There’s a great wealth of humour in England, though it doesn’t always catch on here in America. Some films never make it across the pond, and even those that do aren’t always promoted by the American studios that brought them here. Even when they are brought here and promoted here, they can be edited so that an American audience will find them more “appealing”, thus losing their charm. However, we still get some that are great hits and create household names such as Simon Pegg, Richard Curtis, and Jason Statham.
1. “The Boat that Rocked”
With his latest film, “About Time”, coming out this year, it might be worth checking out his last directorial feature, 2009’s “The Boat that Rocked”. Unlike other films that he’s written and/or directed such as 2003’s “Love Actually”, Curtis moved away from his usual romantic comedies by writing about a fictional crew of a pirate radio station. Aside from his usual brilliant comedic writing, the film is stocked with comedy legends, including: Nick Frost, Bill Nighy, Rhys Darby, Katherine Parkinson, Chris O’Dowd, Rhys Ifans, and Jack Davenport. Throw in Kenneth Branagh and Phillip Seymour Hoffman and you have an unquestionably all-star cast.

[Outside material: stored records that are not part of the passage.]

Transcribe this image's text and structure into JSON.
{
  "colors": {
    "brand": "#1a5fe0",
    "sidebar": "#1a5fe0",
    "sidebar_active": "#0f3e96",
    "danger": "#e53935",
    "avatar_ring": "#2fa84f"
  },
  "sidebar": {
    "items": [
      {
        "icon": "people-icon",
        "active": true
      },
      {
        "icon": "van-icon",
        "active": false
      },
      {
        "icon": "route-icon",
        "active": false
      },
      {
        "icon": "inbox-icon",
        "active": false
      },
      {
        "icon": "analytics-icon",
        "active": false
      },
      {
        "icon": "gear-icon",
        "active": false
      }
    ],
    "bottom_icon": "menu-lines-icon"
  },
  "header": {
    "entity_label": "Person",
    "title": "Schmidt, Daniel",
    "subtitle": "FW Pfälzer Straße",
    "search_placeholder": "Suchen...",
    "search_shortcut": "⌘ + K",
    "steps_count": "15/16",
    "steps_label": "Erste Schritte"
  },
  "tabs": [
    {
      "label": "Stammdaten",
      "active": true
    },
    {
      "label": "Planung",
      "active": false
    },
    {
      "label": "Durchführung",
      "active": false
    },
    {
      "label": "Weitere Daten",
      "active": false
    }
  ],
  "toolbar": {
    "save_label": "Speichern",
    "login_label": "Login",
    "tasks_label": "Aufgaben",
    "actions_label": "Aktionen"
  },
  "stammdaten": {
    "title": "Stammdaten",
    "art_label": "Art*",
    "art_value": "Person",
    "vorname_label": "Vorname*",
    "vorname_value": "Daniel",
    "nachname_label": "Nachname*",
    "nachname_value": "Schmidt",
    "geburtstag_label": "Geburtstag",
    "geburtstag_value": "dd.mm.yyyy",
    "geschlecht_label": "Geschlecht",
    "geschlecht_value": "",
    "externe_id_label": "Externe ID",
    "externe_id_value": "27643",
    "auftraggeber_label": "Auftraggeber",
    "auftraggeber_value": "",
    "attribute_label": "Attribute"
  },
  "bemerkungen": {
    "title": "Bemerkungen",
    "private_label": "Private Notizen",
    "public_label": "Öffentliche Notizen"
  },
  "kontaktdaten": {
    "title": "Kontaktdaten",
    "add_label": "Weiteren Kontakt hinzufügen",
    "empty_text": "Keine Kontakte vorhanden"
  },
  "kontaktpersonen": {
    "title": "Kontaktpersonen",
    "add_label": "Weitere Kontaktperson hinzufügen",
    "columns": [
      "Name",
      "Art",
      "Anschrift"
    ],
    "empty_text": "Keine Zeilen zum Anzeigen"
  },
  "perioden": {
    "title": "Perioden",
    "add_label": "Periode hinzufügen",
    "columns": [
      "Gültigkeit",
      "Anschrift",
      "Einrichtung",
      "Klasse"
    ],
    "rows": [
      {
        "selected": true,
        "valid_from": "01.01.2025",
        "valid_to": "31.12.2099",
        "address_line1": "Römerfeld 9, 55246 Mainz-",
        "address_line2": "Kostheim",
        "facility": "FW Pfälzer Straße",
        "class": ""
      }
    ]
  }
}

It met with mixed reviews from critics and its complaints about it being too long caused Curtis to make significant edits that reduced the quality of the film (go back and look for my review of the differences). However, whether intentional or by some technical oversight, the blu-ray edition of the original movie is region-free, so pick it up and enjoy this great comedy before Curtis returns to romance.
2. “Mean Machine”
Produced by Matthew Vaughn, the director of “Layer Cake”, “Stardust”, and “X-Men: First Class” who also produced many of Guy Ritchie’s films, 2001’s “Mean Machine” is a British take on the American prison football comedy “The Longest Yard”. Being in the same family as Ritchie’s productions, it stars many of the usual suspects from his films, including Vinnie Jones as an ex-footballer (which he really is), Jason Flemyng as a football announcer/convict, and Jason Statham as high security prisoner-turned-goalkeeper. It has the same gritty feel as any of Vaughn and Ritchie’s gangster pictures and is peppered with a fair amount of drama to show that serving at Her Majesty’s pleasure isn’t all fun and games.
3. “Saving Grace”
A must-see for fans of the programme “Doc Martin” or “The Late Late Show” host Craig Ferguson. Ferguson co-wrote the 2000 film with Mark Crowdy that features recent widower Grace Trevethyn (Brenda Blethyn), who turns to growing marijuana with her gardener (Ferguson) after discovering that her late-husband had cheated on her and bankrupted their estate. Martin Clunes appears in this film for the first time as Dr. Martin Bamford, a character he would play in two television prequel films and would inspire the creation of Dr. Martin Ellingham. As with the “Doc Martin” prequels and programme, most of the movie was filmed in Port Isaac, creating a lot of scenery porn. Of course, in a small village, Grace’s actions create much hilarity and even bring the unwanted attentions of a group of drug dealers, played by Tcheky Karyo (“The Patriot”), Jamie Foreman (“Layer Cake”), and Bill Bailey.
4. “Run Fatboy Run”
Fans of Simon Pegg will enjoy this film done without frequent comedy collaborator Nick Frost. Instead, Pegg teams with friend Dylan Moran (David from “Shaun of the Dead”) in a story about a cowardly man trying to get back together with his estranged love (played by Thandie Newton) after leaving her at the altar. While she has moved on with businessman Whit (Hank Azaria), Pegg’s character decides to participate in the London marathon against Whit to show her he can commit to something. Also appearing to motivate and tease Pegg is “Krod Mandoon” actress India de Beaufort. Featuring Pegg as his typical “everyman” character, you’ll easily find yourself rooting for him to overcome his failings and laugh at his attempts.
5. “Monty Python’s The Meaning of Life”
This often-overlooked film tends to play second-fiddle to bigger Python pictures like “Monty Python and the Holy Grail” or “Life of Brian”, but is not to be ruled out for any serious Python fan. Despite having an overarching theme of human life from birth to death, it plays a lot more like their sketch comedy, with the Pythons taking on multiple roles across vastly different scenes, from a man explaining why Catholicism won’t let him use a condom to a school of fish in a restaurant’s tank watching a friend being eaten. It’s also produced some incredibly memorable moments and songs such as the extremely-obese Mr. Creosote and “The Universe Song.” If you enjoyed the other Python films and their sketch comedy programme, “Meaning of Life” is a must-watch.